Exercise directions:
Everything from the line containing "Serialize everything readable" through the final line of the entries below should be repeated exactly, and nothing else.

Data records:
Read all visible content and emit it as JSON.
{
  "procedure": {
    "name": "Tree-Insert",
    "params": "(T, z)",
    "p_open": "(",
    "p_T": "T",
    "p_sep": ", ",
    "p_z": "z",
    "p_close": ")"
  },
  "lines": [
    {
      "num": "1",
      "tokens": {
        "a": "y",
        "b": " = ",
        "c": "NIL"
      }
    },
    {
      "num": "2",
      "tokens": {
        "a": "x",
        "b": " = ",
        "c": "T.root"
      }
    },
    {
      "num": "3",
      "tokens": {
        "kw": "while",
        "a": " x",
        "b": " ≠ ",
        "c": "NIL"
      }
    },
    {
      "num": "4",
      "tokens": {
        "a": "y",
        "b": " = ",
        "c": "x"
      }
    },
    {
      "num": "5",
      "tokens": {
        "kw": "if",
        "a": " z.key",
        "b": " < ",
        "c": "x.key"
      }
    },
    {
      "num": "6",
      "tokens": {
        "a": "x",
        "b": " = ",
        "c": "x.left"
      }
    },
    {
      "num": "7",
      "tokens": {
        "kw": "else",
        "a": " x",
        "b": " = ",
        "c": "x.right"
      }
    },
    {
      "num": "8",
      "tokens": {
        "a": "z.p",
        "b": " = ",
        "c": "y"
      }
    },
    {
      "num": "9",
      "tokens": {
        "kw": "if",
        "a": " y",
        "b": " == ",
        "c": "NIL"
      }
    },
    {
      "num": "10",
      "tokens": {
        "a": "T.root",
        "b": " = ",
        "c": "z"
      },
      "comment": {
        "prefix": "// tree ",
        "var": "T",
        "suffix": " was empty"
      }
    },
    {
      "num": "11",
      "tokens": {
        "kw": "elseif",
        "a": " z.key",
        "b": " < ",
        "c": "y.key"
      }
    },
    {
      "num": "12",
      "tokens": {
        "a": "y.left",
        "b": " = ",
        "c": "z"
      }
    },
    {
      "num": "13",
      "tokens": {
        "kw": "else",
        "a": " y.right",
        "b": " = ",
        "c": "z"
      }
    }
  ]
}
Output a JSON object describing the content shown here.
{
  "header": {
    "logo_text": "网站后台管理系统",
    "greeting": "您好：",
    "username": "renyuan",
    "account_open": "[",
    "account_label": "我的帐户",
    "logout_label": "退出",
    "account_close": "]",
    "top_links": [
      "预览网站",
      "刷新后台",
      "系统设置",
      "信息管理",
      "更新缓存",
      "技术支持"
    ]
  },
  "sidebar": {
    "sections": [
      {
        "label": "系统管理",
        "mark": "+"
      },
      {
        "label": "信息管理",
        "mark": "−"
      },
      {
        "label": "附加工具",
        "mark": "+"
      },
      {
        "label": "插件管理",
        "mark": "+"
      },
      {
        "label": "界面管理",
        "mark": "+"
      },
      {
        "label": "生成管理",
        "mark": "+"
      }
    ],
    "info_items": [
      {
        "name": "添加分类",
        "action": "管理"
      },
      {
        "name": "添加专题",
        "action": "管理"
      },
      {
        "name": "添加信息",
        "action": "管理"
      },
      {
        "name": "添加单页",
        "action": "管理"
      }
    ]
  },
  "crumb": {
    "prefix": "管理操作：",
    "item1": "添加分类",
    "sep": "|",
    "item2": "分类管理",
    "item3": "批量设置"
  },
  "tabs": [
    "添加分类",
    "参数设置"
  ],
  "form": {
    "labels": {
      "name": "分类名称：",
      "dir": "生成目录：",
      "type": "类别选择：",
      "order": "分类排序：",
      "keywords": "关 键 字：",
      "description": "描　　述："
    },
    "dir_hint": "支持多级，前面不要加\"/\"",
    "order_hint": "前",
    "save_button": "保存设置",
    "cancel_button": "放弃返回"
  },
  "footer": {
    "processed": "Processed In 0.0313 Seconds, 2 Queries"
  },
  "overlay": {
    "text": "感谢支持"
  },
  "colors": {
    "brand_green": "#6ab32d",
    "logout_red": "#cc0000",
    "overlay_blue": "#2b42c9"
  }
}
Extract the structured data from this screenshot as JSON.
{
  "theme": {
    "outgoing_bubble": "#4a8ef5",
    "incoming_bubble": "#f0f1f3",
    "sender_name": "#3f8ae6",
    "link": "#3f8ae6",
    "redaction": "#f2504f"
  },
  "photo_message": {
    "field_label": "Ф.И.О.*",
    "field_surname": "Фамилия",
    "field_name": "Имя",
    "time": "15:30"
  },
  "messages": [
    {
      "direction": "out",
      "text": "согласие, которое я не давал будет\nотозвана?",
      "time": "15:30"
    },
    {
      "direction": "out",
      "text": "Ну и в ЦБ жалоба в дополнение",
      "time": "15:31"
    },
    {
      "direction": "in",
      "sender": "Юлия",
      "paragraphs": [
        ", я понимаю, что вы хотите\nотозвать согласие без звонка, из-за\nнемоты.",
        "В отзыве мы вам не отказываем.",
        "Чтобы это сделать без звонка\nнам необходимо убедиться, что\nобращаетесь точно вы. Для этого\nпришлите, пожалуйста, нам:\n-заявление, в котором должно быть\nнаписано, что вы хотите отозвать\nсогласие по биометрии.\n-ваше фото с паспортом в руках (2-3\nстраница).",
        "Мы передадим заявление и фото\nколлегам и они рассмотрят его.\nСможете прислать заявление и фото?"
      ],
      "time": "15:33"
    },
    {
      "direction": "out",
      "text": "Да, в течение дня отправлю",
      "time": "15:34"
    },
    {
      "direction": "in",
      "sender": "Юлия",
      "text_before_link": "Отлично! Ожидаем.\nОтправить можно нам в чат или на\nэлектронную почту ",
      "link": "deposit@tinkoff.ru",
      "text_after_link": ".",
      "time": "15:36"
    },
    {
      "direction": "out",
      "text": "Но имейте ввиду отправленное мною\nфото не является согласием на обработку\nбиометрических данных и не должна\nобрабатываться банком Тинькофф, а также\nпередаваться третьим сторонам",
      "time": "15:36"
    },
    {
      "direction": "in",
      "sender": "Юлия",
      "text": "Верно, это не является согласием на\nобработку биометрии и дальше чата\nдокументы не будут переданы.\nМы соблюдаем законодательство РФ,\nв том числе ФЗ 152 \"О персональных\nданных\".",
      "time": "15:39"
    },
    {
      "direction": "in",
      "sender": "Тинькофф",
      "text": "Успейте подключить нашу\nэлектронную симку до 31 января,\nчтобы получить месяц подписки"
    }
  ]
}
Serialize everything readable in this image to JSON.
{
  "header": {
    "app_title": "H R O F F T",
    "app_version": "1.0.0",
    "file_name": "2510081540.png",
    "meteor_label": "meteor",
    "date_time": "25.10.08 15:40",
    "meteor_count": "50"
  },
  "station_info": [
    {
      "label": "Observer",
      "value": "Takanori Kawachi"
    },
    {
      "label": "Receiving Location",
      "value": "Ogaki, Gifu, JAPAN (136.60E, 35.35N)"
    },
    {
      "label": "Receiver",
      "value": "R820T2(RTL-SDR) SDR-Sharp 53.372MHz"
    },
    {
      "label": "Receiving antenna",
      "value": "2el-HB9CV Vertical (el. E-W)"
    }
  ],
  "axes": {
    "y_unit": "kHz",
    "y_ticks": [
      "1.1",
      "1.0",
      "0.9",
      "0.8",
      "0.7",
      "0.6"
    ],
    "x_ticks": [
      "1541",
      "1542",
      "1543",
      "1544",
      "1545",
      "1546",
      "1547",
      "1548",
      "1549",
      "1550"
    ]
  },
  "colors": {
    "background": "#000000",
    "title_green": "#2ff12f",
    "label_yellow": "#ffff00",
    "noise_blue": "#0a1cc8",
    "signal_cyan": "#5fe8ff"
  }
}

Reply:
Serialize everything readable in this image to JSON.
{
  "header": {
    "app_title": "H R O F F T",
    "app_version": "1.0.0",
    "file_name": "2510081540.png",
    "meteor_label": "meteor",
    "date_time": "25.10.08 15:40",
    "meteor_count": "50"
  },
  "station_info": [
    {
      "label": "Observer",
      "value": "Takanori Kawachi"
    },
    {
      "label": "Receiving Location",
      "value": "Ogaki, Gifu, JAPAN (136.60E, 35.35N)"
    },
    {
      "label": "Receiver",
      "value": "R820T2(RTL-SDR) SDR-Sharp 53.372MHz"
    },
    {
      "label": "Receiving antenna",
      "value": "2el-HB9CV Vertical (el. E-W)"
    }
  ],
  "axes": {
    "y_unit": "kHz",
    "y_ticks": [
      "1.1",
      "1.0",
      "0.9",
      "0.8",
      "0.7",
      "0.6"
    ],
    "x_ticks": [
      "1541",
      "1542",
      "1543",
      "1544",
      "1545",
      "1546",
      "1547",
      "1548",
      "1549",
      "1550"
    ]
  },
  "colors": {
    "background": "#000000",
    "title_green": "#2ff12f",
    "label_yellow": "#ffff00",
    "noise_blue": "#0a1cc8",
    "signal_cyan": "#5fe8ff"
  }
}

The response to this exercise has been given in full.